[Page and application data records]
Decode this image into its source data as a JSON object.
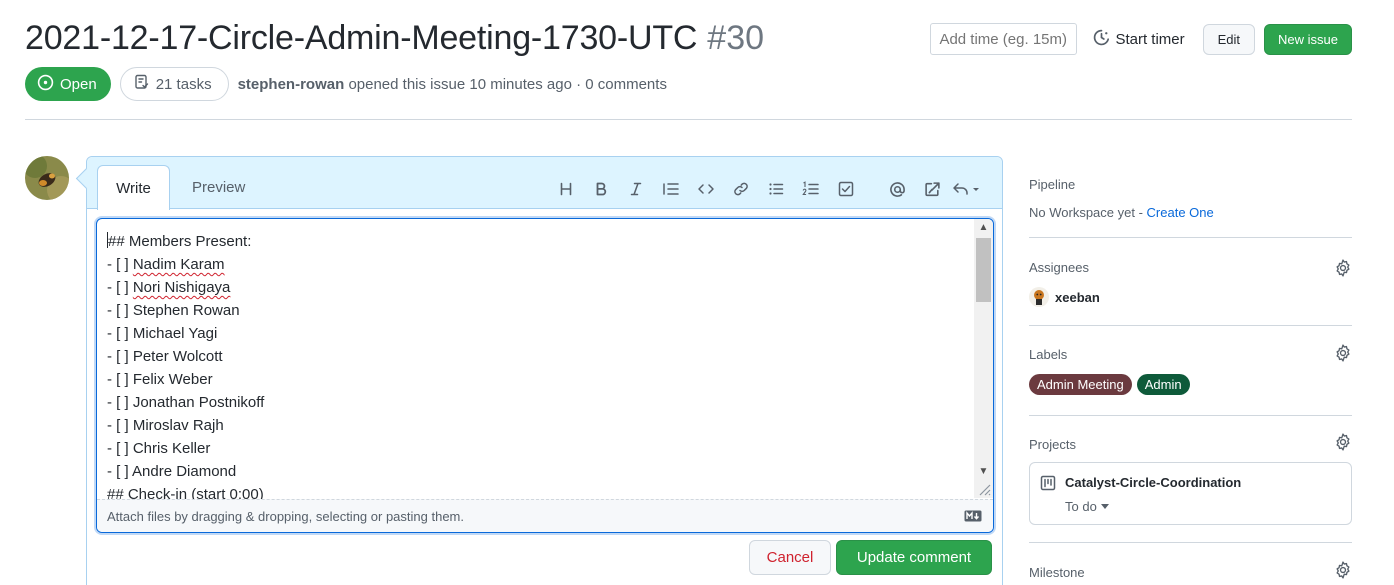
{
  "issue": {
    "title": "2021-12-17-Circle-Admin-Meeting-1730-UTC",
    "number": "#30",
    "state": "Open",
    "tasks": "21 tasks",
    "author": "stephen-rowan",
    "meta": "opened this issue 10 minutes ago · 0 comments"
  },
  "header_actions": {
    "time_placeholder": "Add time (eg. 15m)",
    "start_timer": "Start timer",
    "edit": "Edit",
    "new_issue": "New issue"
  },
  "editor": {
    "tab_write": "Write",
    "tab_preview": "Preview",
    "toolbar_icons": [
      "heading-icon",
      "bold-icon",
      "italic-icon",
      "quote-icon",
      "code-icon",
      "link-icon",
      "bulleted-list-icon",
      "numbered-list-icon",
      "task-list-icon",
      "mention-icon",
      "reference-icon",
      "reply-icon"
    ],
    "lines": [
      "## Members Present:",
      "- [ ] Nadim Karam",
      "- [ ] Nori Nishigaya",
      "- [ ] Stephen Rowan",
      "- [ ] Michael Yagi",
      "- [ ] Peter Wolcott",
      "- [ ] Felix Weber",
      "- [ ] Jonathan Postnikoff",
      "- [ ] Miroslav Rajh",
      "- [ ] Chris Keller",
      "- [ ] Andre Diamond",
      "## Check-in (start 0:00)"
    ],
    "attach_hint": "Attach files by dragging & dropping, selecting or pasting them.",
    "cancel": "Cancel",
    "update": "Update comment"
  },
  "sidebar": {
    "pipeline": {
      "heading": "Pipeline",
      "text": "No Workspace yet - ",
      "link": "Create One"
    },
    "assignees": {
      "heading": "Assignees",
      "user": "xeeban"
    },
    "labels": {
      "heading": "Labels",
      "items": [
        {
          "name": "Admin Meeting",
          "color": "#6b3a3f"
        },
        {
          "name": "Admin",
          "color": "#0e5a3a"
        }
      ]
    },
    "projects": {
      "heading": "Projects",
      "name": "Catalyst-Circle-Coordination",
      "column": "To do"
    },
    "milestone": {
      "heading": "Milestone"
    }
  },
  "colors": {
    "green": "#2da44e",
    "blue": "#0969da",
    "danger": "#cf222e"
  }
}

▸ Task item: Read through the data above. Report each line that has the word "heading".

▸ Answer space:
      "heading-icon",
      "heading": "Pipeline",
      "heading": "Assignees",
      "heading": "Labels",
      "heading": "Projects",
      "heading": "Milestone"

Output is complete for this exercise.